= WORK REQUEST =
Below are the records; copy each line in which "name" can be found.
-=-=-
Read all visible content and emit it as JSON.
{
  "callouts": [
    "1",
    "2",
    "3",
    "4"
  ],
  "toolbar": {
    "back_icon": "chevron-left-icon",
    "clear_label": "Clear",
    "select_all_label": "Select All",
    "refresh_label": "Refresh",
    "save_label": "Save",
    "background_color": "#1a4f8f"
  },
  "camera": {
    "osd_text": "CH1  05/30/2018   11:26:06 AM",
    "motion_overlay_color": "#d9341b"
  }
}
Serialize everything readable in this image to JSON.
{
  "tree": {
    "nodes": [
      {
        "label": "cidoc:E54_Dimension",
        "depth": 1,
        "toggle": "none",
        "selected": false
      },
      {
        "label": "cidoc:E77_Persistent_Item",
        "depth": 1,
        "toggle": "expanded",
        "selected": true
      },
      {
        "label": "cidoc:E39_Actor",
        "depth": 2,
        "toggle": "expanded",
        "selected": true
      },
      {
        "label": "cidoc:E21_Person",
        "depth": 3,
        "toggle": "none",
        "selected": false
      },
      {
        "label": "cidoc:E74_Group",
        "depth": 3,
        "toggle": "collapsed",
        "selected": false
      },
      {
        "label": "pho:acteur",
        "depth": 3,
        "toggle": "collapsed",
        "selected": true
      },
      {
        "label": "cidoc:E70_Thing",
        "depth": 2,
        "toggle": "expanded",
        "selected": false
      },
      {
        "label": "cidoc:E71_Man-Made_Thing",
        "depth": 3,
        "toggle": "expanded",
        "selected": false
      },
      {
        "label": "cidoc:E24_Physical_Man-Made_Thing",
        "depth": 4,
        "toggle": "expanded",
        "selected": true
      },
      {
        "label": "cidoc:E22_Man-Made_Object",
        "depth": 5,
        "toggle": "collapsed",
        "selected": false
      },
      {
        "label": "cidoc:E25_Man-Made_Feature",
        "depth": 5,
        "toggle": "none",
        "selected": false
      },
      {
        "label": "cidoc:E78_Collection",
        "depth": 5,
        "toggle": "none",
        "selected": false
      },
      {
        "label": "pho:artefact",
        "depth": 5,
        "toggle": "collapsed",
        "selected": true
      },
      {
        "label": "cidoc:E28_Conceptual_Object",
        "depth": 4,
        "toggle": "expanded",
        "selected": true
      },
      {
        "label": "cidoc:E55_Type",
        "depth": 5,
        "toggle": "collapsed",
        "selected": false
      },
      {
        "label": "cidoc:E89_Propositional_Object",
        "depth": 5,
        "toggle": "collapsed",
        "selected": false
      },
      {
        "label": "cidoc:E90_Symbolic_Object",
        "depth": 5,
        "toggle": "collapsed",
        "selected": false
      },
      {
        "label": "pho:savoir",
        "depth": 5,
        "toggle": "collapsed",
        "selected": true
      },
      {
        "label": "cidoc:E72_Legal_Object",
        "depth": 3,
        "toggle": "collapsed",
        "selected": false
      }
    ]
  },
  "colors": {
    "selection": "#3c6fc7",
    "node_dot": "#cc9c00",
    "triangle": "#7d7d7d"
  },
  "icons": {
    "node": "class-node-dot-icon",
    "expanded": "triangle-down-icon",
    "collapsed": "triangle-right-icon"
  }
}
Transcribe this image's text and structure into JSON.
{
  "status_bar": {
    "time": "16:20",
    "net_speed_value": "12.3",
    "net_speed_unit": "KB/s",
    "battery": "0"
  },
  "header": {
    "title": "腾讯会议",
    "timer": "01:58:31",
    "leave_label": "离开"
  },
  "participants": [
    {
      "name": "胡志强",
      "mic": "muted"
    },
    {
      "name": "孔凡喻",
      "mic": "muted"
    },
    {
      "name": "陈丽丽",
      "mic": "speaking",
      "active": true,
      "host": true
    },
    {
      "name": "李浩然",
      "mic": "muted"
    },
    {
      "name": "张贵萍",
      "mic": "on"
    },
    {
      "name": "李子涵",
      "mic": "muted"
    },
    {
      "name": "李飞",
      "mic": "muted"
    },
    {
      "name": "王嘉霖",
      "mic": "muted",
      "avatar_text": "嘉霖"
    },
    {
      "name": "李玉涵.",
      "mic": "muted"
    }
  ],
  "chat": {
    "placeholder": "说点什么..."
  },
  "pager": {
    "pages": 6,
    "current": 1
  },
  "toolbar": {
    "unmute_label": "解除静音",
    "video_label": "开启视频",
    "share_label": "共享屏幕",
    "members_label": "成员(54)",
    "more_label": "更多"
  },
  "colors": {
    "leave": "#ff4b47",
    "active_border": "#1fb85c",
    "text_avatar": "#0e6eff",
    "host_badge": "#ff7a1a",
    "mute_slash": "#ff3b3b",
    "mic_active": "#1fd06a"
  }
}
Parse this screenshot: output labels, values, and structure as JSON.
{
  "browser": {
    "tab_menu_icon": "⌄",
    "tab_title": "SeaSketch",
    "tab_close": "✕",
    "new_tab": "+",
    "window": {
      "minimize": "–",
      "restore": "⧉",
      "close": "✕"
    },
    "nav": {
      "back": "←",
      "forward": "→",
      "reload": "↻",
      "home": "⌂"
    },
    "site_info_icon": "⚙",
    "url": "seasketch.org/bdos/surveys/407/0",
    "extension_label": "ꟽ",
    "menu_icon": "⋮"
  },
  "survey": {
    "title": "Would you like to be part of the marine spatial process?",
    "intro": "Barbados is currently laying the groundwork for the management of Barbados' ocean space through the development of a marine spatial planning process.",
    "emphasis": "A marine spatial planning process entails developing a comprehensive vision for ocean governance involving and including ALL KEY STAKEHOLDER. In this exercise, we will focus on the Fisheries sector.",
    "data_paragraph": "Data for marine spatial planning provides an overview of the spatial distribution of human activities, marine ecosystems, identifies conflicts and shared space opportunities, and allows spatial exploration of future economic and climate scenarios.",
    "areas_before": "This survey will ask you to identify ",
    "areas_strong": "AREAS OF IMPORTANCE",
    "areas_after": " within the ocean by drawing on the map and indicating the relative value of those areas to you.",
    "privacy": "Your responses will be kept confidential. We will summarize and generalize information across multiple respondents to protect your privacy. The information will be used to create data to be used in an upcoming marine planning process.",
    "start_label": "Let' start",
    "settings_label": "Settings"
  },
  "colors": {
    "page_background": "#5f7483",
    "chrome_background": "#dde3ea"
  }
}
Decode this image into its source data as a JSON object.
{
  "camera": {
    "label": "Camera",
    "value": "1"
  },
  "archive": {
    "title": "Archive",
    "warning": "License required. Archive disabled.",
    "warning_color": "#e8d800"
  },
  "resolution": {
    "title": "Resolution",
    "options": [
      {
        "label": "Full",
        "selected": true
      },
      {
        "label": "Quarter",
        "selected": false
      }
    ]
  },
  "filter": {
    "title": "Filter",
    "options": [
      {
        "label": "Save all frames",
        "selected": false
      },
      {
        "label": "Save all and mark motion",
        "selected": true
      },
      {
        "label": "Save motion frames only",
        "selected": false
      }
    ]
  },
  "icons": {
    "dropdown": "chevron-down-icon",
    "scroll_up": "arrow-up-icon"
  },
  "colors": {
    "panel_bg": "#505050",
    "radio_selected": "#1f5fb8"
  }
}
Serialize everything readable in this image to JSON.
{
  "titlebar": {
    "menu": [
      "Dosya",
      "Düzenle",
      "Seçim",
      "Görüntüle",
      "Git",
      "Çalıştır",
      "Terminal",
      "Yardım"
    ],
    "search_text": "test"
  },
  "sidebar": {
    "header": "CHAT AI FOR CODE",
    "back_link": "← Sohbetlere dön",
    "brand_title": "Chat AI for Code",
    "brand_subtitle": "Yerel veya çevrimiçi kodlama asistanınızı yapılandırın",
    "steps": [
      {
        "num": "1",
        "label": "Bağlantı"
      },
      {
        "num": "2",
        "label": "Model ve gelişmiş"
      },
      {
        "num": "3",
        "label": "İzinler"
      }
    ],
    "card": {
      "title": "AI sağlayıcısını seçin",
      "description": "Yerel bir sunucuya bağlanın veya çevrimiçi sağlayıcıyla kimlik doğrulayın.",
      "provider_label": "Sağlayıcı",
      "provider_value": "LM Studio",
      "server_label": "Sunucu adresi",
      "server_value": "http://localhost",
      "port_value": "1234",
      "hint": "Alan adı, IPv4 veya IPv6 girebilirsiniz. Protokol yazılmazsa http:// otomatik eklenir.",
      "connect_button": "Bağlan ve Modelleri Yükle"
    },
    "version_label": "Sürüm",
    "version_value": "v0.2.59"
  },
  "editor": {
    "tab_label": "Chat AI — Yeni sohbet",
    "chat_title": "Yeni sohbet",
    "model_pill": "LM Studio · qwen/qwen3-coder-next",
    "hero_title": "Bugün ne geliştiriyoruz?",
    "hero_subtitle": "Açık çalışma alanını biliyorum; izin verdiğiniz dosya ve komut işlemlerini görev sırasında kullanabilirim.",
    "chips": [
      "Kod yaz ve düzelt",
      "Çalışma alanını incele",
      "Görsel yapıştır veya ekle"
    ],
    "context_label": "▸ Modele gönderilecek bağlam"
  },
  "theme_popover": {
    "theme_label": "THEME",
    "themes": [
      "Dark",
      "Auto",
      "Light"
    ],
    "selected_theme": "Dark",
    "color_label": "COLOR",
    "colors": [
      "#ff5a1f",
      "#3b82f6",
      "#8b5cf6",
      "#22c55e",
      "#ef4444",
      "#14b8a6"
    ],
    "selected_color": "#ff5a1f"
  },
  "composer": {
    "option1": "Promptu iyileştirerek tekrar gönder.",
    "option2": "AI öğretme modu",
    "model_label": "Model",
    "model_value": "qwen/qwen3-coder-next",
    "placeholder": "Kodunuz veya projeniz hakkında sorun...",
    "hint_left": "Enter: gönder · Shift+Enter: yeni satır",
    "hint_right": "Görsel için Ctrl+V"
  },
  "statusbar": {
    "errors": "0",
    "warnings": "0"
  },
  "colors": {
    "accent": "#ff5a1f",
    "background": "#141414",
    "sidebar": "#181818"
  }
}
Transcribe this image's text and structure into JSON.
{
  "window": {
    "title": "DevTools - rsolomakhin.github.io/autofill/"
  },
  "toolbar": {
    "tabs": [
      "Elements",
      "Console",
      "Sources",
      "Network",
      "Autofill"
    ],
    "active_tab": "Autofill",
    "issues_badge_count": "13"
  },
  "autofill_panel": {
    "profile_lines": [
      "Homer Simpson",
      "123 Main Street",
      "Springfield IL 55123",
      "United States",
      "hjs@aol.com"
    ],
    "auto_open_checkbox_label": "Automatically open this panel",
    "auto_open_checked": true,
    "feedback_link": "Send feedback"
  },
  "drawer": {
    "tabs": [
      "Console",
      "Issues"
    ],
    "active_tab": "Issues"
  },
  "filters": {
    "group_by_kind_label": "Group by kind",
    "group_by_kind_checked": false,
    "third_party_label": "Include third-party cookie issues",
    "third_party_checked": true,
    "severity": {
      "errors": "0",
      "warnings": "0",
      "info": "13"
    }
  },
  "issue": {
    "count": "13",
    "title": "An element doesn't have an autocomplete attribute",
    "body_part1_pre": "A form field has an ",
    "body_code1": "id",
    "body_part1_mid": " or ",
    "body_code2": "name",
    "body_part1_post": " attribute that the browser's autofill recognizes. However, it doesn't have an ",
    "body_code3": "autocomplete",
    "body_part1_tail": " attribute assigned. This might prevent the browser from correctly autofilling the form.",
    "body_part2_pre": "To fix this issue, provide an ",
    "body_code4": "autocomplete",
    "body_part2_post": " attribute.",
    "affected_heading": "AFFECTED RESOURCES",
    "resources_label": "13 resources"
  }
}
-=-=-
= EXERCISE RESPONSE =
      "name": "胡志强",
      "name": "孔凡喻",
      "name": "陈丽丽",
      "name": "李浩然",
      "name": "张贵萍",
      "name": "李子涵",
      "name": "李飞",
      "name": "王嘉霖",
      "name": "李玉涵.",
    "body_code2": "name",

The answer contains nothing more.